** Records shown follows **

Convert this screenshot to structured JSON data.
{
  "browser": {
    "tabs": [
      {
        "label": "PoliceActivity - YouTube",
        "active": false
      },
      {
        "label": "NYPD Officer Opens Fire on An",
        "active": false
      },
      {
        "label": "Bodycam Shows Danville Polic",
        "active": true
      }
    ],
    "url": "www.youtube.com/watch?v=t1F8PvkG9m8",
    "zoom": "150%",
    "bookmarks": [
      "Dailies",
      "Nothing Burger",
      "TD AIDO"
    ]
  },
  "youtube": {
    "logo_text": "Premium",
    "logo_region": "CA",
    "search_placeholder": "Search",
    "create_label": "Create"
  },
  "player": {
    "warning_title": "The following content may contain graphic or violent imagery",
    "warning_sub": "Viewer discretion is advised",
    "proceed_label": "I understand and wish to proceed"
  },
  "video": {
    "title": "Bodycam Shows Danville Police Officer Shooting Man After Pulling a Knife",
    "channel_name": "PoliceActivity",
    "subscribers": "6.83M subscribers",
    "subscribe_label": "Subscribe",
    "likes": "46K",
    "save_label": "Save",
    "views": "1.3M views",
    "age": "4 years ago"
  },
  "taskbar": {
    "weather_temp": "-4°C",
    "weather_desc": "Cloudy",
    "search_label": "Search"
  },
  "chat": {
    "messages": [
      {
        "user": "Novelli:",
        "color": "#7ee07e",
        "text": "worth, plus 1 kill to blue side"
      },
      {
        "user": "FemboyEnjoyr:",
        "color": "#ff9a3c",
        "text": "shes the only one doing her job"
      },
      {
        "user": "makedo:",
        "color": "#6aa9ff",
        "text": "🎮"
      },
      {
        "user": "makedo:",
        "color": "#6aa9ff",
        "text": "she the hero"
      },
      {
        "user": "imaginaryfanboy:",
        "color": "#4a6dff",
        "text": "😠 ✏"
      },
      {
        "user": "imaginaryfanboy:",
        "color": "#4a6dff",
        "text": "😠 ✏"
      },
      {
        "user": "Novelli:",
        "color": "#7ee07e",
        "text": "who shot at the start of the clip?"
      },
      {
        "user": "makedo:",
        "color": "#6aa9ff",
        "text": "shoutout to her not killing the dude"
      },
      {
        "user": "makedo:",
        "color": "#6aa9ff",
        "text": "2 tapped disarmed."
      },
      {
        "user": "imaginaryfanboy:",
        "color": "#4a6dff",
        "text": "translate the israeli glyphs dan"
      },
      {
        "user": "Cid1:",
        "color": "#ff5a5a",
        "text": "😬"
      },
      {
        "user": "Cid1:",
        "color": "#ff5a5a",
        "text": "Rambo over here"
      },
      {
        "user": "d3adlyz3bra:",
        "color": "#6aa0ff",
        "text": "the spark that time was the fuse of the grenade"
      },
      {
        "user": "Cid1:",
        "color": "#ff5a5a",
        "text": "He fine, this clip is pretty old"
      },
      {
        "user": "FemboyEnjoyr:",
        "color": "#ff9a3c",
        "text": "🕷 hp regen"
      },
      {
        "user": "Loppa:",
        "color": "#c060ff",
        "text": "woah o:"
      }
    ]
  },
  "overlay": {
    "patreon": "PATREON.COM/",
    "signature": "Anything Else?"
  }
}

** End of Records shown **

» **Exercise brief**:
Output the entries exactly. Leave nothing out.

» **Expected answer**:
Convert this screenshot to structured JSON data.
{
  "browser": {
    "tabs": [
      {
        "label": "PoliceActivity - YouTube",
        "active": false
      },
      {
        "label": "NYPD Officer Opens Fire on An",
        "active": false
      },
      {
        "label": "Bodycam Shows Danville Polic",
        "active": true
      }
    ],
    "url": "www.youtube.com/watch?v=t1F8PvkG9m8",
    "zoom": "150%",
    "bookmarks": [
      "Dailies",
      "Nothing Burger",
      "TD AIDO"
    ]
  },
  "youtube": {
    "logo_text": "Premium",
    "logo_region": "CA",
    "search_placeholder": "Search",
    "create_label": "Create"
  },
  "player": {
    "warning_title": "The following content may contain graphic or violent imagery",
    "warning_sub": "Viewer discretion is advised",
    "proceed_label": "I understand and wish to proceed"
  },
  "video": {
    "title": "Bodycam Shows Danville Police Officer Shooting Man After Pulling a Knife",
    "channel_name": "PoliceActivity",
    "subscribers": "6.83M subscribers",
    "subscribe_label": "Subscribe",
    "likes": "46K",
    "save_label": "Save",
    "views": "1.3M views",
    "age": "4 years ago"
  },
  "taskbar": {
    "weather_temp": "-4°C",
    "weather_desc": "Cloudy",
    "search_label": "Search"
  },
  "chat": {
    "messages": [
      {
        "user": "Novelli:",
        "color": "#7ee07e",
        "text": "worth, plus 1 kill to blue side"
      },
      {
        "user": "FemboyEnjoyr:",
        "color": "#ff9a3c",
        "text": "shes the only one doing her job"
      },
      {
        "user": "makedo:",
        "color": "#6aa9ff",
        "text": "🎮"
      },
      {
        "user": "makedo:",
        "color": "#6aa9ff",
        "text": "she the hero"
      },
      {
        "user": "imaginaryfanboy:",
        "color": "#4a6dff",
        "text": "😠 ✏"
      },
      {
        "user": "imaginaryfanboy:",
        "color": "#4a6dff",
        "text": "😠 ✏"
      },
      {
        "user": "Novelli:",
        "color": "#7ee07e",
        "text": "who shot at the start of the clip?"
      },
      {
        "user": "makedo:",
        "color": "#6aa9ff",
        "text": "shoutout to her not killing the dude"
      },
      {
        "user": "makedo:",
        "color": "#6aa9ff",
        "text": "2 tapped disarmed."
      },
      {
        "user": "imaginaryfanboy:",
        "color": "#4a6dff",
        "text": "translate the israeli glyphs dan"
      },
      {
        "user": "Cid1:",
        "color": "#ff5a5a",
        "text": "😬"
      },
      {
        "user": "Cid1:",
        "color": "#ff5a5a",
        "text": "Rambo over here"
      },
      {
        "user": "d3adlyz3bra:",
        "color": "#6aa0ff",
        "text": "the spark that time was the fuse of the grenade"
      },
      {
        "user": "Cid1:",
        "color": "#ff5a5a",
        "text": "He fine, this clip is pretty old"
      },
      {
        "user": "FemboyEnjoyr:",
        "color": "#ff9a3c",
        "text": "🕷 hp regen"
      },
      {
        "user": "Loppa:",
        "color": "#c060ff",
        "text": "woah o:"
      }
    ]
  },
  "overlay": {
    "patreon": "PATREON.COM/",
    "signature": "Anything Else?"
  }
}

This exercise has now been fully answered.